DEC-medicated salt is an effective intervention when maintained with levels of coverage of at least 90% for at least six months. Further studies are required to assess the effects of continuous low-dose, DEC-medicated salt on adult worms, disease prevalence, and development of drug resistance.
Mass treatment with diethylcarbamazine (DEC)-medicated salt has been used in a number of places as a control measure for lymphatic filariasis. We sought reliable evidence about its effect on lymphatic filariasis transmission.
To evaluate the effects of DEC-medicated salt on infection with lymphatic nematodes in studies of individuals and communities.
In August 2006, we searched the Cochrane Infectious Disease Group Specialized Register, CENTRAL (The Cochrane Library 2006, Issue 3), MEDLINE, EMBASE, and LILACS. We also checked reference lists.
Studies of DEC-medicated salt in endemic populations or microfilaraemic individuals that reported on some measure of human infection before and after the intervention.

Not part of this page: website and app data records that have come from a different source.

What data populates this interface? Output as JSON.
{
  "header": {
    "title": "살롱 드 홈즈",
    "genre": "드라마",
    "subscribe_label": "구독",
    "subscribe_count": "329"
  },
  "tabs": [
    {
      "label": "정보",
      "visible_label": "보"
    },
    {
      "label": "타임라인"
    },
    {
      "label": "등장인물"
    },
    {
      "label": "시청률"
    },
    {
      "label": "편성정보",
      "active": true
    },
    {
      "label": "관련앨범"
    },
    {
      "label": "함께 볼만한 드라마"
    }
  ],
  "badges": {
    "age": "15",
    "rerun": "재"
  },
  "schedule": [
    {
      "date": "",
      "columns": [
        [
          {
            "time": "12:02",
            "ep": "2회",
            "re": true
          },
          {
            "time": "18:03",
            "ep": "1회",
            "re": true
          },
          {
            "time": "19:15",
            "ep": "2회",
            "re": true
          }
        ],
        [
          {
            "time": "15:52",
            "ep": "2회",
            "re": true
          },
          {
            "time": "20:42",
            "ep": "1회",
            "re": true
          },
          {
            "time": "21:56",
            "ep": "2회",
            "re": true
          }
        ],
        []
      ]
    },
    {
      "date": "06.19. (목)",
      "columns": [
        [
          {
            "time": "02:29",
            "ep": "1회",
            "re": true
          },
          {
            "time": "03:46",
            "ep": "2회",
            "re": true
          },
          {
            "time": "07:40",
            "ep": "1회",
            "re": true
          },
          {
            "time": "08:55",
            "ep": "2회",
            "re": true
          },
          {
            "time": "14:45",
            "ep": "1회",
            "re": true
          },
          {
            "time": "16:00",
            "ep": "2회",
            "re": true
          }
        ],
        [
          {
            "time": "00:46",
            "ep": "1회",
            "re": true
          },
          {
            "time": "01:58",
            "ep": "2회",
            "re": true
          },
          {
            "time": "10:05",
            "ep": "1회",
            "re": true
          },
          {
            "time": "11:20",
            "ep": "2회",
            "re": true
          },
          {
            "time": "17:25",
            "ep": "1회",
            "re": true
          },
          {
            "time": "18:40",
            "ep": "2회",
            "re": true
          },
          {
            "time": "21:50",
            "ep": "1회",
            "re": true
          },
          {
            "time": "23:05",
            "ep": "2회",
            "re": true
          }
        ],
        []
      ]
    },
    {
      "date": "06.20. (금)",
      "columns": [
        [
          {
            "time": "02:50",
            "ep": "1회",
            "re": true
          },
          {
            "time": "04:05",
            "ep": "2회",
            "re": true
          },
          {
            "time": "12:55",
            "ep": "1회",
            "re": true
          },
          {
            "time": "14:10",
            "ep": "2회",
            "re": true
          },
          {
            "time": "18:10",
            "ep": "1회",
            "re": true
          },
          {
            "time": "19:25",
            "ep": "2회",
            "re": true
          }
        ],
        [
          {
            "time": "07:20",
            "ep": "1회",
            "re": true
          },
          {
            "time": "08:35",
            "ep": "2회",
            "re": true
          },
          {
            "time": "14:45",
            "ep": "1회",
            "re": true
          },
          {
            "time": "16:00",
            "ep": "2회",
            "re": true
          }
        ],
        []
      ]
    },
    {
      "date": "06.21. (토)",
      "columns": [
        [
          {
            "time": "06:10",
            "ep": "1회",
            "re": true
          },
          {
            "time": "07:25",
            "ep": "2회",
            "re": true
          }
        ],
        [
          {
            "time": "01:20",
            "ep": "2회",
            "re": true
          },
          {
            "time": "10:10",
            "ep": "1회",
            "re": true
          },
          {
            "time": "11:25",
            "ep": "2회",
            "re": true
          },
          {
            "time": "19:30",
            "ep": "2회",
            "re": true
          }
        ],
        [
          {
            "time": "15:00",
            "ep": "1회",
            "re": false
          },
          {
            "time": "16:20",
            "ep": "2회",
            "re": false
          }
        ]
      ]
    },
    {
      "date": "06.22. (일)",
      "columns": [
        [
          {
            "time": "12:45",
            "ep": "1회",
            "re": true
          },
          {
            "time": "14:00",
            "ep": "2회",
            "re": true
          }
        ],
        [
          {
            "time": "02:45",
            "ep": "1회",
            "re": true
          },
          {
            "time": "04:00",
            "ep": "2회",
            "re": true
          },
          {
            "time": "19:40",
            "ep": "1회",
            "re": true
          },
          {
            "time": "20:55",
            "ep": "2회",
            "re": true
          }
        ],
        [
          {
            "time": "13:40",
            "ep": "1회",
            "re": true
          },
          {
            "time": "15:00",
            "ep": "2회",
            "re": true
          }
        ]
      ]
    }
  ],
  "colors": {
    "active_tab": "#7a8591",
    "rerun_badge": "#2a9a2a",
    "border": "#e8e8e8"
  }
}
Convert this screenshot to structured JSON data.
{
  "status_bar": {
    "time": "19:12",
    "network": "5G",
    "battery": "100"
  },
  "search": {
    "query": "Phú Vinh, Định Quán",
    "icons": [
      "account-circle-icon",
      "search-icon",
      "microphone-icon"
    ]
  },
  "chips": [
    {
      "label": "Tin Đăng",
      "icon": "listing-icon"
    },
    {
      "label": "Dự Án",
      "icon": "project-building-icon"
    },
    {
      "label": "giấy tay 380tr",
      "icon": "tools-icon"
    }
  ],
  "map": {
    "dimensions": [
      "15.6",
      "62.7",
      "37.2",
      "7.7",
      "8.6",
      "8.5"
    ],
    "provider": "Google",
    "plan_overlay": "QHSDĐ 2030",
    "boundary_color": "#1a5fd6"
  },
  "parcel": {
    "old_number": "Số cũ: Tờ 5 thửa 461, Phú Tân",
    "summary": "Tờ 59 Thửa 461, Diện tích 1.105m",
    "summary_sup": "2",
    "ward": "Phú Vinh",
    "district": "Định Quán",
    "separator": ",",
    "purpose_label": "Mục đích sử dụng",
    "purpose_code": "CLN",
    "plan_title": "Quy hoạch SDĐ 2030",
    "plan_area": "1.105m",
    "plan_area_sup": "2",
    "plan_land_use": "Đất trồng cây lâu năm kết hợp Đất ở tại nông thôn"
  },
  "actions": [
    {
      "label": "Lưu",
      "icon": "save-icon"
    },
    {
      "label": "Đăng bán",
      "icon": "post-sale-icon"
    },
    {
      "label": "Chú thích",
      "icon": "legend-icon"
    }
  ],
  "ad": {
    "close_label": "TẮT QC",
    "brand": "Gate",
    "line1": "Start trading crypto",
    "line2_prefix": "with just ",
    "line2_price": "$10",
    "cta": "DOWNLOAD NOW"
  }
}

Two authors assessed study eligibility and methodological quality. We calculated the percentage change in microfilariae prevalence and density, adult worm prevalence, disease rates, and vector infection and infectivity. We carried out meta-regression to explore the variability in percentage reduction in microfilariae prevalence between studies.
Twenty-one studies were included; two compared DEC-medicated salt with other forms of DEC, five had some control group, and 14 were before-and-after studies. Five were efficacy and safety studies of individuals who were all microfilaraemic at baseline; the rest studied endemic communities.
Percentage reductions in microfilariae prevalence were large (43% to 100%) and consistent in most studies with high levels of coverage. Large reductions in microfilariae density were also observed, though most studies reported changes in microfilariae density only for people with microfilaraemia at baseline. Vector infection and infectivity also declined, but the samples were usually small. Changes in disease prevalence were inconclusive as most studies were not powered for this outcome. Adverse events seemed mild.
Only two studies compared DEC-medicated salt with other forms of DEC (such as annual or standard 12-day dose), but in both performance of DEC-medicated salt was better.
A few studies included longer term follow up (two to 19 years). Reductions in microfilariae prevalence, density, and vector infectivity were maintained over time. The DEC concentration in the salt and the duration of intervention were significant factors influencing the percentage reduction in microfilariae prevalence in these studies.